As researchers continue to ferret out new potential symptoms and modes of transmission for COVID-19, a new study from Johns Hopkins University suggests the ocular surface is susceptible to infection and could serve as a portal of entry via exposure to aerosolized droplets or hand-eye contact. The researchers also claim the eye could act as a reservoir for person-to-person transmission, which underscores the importance of safety practices, including face masks, and ocular contact precautions to prevent the disease’s spread.1
The investigation, which the outlet bioRxiv published online prior to peer review, reports that the key cell surface receptor for COVID-19 (called ACE2), which binds to its viral spike protein, is expressed on human eyes. This makes them susceptible to COVID-19. The researchers also purport the eyes and conjunctivas used in their study expressed TMPRSS2, a cell surface-associated protease that facilitates viral entry following binding of the viral spike protein to ACE2.1
“The diffuse expression of ACE2 and TMPRSS2 on the ocular surface of multiple specimens is quite striking and supports the concept that it can be infected by SARS-CoV-2,” says researcher and ophthalmic pathologist Charles Eberhart, MD, PhD, of Johns Hopkins University.
The team from Johns Hopkins analyzed 10 human post-mortem eyes as well as specimens collected from surgeries for the expression of ACE2 and TMPRSS2. None of the specimens were from people with diagnosed with COVID-19.1
Across all eye specimens, immunohistochemical analysis revealed expression of ACE2 in the conjunctiva, limbus and cornea, with especially prominent staining in the superficial conjunctival and corneal epithelial surface. Surgical conjunctival specimens also showed expression of ACE2 in the conjunctival epithelium, particularly in the superficial epithelium and substantia propria. All eye and conjunctival specimens also expressed TMPRSS2.1
The investigators also conducted western blot analysis of protein lysates from human corneal epithelium obtained during refractive surgery that confirmed expression of ACE2 and TMPRSS2.1
The susceptibility of the conjunctiva to infection with SARS-CoV-2 provides further context for published clinical studies, the researchers said. COVID-19 is often associated with conjunctival manifestations including conjunctivitis, which was present in about 30% of one clinical study of COVID-19, they added.2

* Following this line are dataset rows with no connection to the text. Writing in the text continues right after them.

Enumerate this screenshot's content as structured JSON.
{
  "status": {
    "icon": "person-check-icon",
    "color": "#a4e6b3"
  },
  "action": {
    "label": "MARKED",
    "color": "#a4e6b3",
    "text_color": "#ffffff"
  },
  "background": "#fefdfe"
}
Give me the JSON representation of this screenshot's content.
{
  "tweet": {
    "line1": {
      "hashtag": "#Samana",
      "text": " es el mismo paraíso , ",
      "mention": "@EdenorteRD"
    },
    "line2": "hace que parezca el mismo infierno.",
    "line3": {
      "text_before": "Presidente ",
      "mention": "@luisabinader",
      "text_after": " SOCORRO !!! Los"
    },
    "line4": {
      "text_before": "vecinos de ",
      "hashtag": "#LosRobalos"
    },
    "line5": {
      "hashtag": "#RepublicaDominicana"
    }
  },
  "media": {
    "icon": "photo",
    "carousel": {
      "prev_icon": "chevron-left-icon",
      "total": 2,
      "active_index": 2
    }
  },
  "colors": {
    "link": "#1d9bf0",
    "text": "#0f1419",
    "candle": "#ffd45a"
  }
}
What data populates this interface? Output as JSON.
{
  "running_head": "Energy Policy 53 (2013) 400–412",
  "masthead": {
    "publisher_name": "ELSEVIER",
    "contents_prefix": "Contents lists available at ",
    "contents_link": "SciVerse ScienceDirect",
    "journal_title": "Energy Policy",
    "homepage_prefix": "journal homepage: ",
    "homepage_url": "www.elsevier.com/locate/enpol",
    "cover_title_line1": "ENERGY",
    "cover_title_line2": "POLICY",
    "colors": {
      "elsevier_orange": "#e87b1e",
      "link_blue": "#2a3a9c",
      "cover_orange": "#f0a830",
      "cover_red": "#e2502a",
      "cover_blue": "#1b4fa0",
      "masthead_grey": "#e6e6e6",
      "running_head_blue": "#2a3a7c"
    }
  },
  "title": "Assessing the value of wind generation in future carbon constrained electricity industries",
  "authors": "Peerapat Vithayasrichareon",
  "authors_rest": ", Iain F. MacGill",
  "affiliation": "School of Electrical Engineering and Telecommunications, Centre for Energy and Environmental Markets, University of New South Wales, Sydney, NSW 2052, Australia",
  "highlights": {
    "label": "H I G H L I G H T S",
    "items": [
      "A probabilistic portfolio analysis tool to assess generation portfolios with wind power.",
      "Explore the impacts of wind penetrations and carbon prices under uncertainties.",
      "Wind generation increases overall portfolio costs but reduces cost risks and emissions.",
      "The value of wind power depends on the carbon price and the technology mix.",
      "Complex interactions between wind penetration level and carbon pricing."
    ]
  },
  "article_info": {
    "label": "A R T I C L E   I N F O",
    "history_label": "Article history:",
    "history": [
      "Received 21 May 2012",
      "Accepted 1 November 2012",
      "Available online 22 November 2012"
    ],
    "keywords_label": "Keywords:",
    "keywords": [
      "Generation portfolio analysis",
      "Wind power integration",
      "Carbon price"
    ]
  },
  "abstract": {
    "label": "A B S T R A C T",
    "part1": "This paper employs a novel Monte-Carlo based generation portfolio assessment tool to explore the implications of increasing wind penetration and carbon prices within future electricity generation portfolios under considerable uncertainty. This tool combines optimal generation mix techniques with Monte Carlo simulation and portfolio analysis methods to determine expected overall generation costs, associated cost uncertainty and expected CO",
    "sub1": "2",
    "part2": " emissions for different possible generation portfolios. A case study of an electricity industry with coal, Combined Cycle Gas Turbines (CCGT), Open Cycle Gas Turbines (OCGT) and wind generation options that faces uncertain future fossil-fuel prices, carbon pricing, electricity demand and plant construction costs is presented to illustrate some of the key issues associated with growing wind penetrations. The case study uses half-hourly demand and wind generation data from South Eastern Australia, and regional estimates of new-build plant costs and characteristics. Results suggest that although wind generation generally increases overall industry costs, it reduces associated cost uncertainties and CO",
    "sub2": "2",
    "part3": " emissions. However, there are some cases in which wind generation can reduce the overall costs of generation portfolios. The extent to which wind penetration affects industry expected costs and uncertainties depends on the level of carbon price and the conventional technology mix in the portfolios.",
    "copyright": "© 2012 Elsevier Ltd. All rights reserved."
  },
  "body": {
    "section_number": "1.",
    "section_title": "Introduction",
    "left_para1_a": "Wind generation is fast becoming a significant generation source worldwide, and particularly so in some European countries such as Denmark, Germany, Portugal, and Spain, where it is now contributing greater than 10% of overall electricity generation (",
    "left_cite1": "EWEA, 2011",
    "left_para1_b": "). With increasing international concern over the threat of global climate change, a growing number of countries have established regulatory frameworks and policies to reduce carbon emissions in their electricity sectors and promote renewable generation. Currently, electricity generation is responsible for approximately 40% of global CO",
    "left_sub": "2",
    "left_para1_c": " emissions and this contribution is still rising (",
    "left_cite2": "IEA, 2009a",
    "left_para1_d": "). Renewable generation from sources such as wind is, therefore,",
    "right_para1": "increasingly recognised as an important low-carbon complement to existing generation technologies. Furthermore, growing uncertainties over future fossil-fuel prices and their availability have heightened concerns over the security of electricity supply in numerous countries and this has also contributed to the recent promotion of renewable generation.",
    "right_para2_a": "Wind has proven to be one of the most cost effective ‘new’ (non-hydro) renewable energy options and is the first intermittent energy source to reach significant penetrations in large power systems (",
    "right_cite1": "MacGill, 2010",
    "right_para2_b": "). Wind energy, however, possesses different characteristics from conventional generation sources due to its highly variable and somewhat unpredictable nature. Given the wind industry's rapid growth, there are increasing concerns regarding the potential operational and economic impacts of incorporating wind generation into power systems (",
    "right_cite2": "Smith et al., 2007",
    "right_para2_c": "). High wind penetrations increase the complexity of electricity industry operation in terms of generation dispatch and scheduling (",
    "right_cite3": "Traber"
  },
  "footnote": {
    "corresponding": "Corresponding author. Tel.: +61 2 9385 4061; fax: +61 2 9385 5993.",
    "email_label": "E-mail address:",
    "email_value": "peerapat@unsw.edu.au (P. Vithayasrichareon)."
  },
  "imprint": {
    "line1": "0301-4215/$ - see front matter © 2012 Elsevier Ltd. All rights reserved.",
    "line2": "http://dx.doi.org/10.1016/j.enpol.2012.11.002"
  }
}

The presence of ACE2 and TMPRSS2 in conjunctival and corneal epithelial cells supports the theory that the ocular surface could be a secondary site of infection following the respiratory tract or possibly even as the initial entry point, the investigators noted. Infection of ocular surface cells could lead to the eye being an important carrier, with ocular virus shedding constituting a significant mechanism for infection of other individuals, they added.1
The study also highlighted the importance of safety practices in the general community to prevent infection and spread such as proper hygiene, wearing face masks and the need for extra caution among eye care practitioners.1
bioRxiv reminds readers that these are preliminary reports that have yet to go through a peer review process; thus, clinicians should not consider the information as conclusive, nor should it guide clinical practice/health-related behavior.3
1. Zhou L, Xu Z, Castiglione GM, et al. ACE2 and TMPRSS2 are expressed on the human ocular surface, suggesting susceptibility to SARS-CoV-2 infection. bioRxiv. May 9, 2020 [Epub, ahead of print].
2. Wu P, Duan F, Luo C, et al. Characteristics of ocular findings of patients with
coronavirus disease 2019 (COVID-19) in Hubei Province, China. JAMA Ophthalmol. March 31, 2020. [Epub ahead of print].
3. COVID-19 SARS-CoV-2 preprints from medRxiv and bioRxiv. bioRxiv. connect.biorxiv.org/relate/content/181. Accessed May 19, 2020.